022 Reducing Paper Clutter Podcast
Break Decluttering Paralysis (Even Paper)
I loved how the wall looks, maybe the blue file folders make it better, but I think it looks awesome even if it’s right in the middle of the kitchen!
Debi Zahn says
How do you keep them from overflowing? When do you look at the contents of the “containers” after you have paper in them? Do you have a plan for the to-do’s, maybe laters, and 2021? I’m assuming everything in 2021 will just get dumped in a 2021 file box or something, but what about the other 2? This is where I get stuck 🙂
Heather D says
This is great! Simple, yet enough. What is the system you have in place for actually dealing with the items in your three files? I know myself enough to know that even if I had all my papers in those three folders, I still could just ignore them until they were overdue or missed or whatever. Do you have a “Tuesday mornings at 10am, I do a few of the paper todos” or a “Five minute do one paper todo” routine, or something else? Thanks!
Linda Marlene says
I started listening to your podcasts a few months ago and got current this summer. I was anxiously awaiting for you to start up again this month. Welcome back! I struggle with paper clutter, and you have given me a lot to think about. I am glad you have found a system that is working for you.
I am still reading through your blog but have not gotten too far because I like to read all of the comments. They are very helpful, as well.
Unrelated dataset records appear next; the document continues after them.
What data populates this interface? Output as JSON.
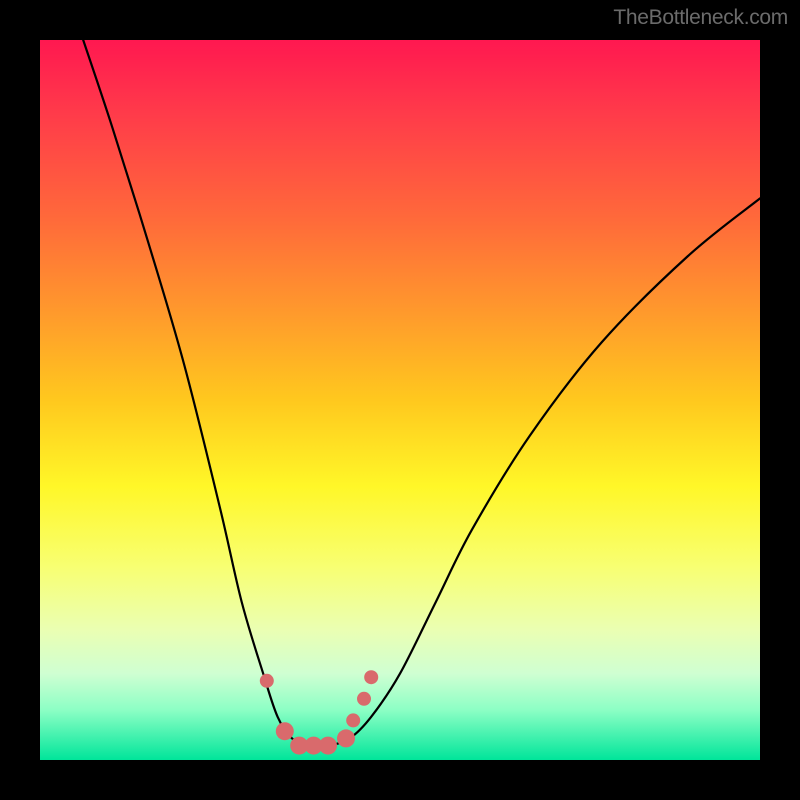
{
  "watermark": "TheBottleneck.com",
  "chart_data": {
    "type": "line",
    "title": "",
    "xlabel": "",
    "ylabel": "",
    "xlim": [
      0,
      100
    ],
    "ylim": [
      0,
      100
    ],
    "grid": false,
    "series": [
      {
        "name": "bottleneck-curve",
        "x": [
          6,
          10,
          15,
          20,
          25,
          28,
          31,
          33,
          35,
          37,
          40,
          43,
          46,
          50,
          55,
          60,
          68,
          78,
          90,
          100
        ],
        "values": [
          100,
          88,
          72,
          55,
          35,
          22,
          12,
          6,
          3,
          2,
          2,
          3,
          6,
          12,
          22,
          32,
          45,
          58,
          70,
          78
        ]
      }
    ],
    "annotations": {
      "markers": {
        "name": "highlight-markers",
        "x": [
          31.5,
          34,
          36,
          38,
          40,
          42.5,
          43.5,
          45,
          46
        ],
        "values": [
          11,
          4,
          2,
          2,
          2,
          3,
          5.5,
          8.5,
          11.5
        ],
        "size": [
          7,
          9,
          9,
          9,
          9,
          9,
          7,
          7,
          7
        ],
        "color": "#d96a6c"
      }
    },
    "background_gradient": {
      "direction": "top-to-bottom",
      "stops": [
        {
          "pos": 0.0,
          "color": "#ff1850"
        },
        {
          "pos": 0.1,
          "color": "#ff3a4a"
        },
        {
          "pos": 0.25,
          "color": "#ff6a3a"
        },
        {
          "pos": 0.38,
          "color": "#ff9a2c"
        },
        {
          "pos": 0.5,
          "color": "#ffc81e"
        },
        {
          "pos": 0.62,
          "color": "#fff728"
        },
        {
          "pos": 0.73,
          "color": "#f8ff71"
        },
        {
          "pos": 0.82,
          "color": "#eaffb3"
        },
        {
          "pos": 0.88,
          "color": "#cfffd2"
        },
        {
          "pos": 0.93,
          "color": "#8dffc5"
        },
        {
          "pos": 1.0,
          "color": "#00e59a"
        }
      ]
    }
  }
}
Thank you for sharing that this organizer is in your bedroom. I would have thought a central location like the kitchen would be a must, but why not out of the way?!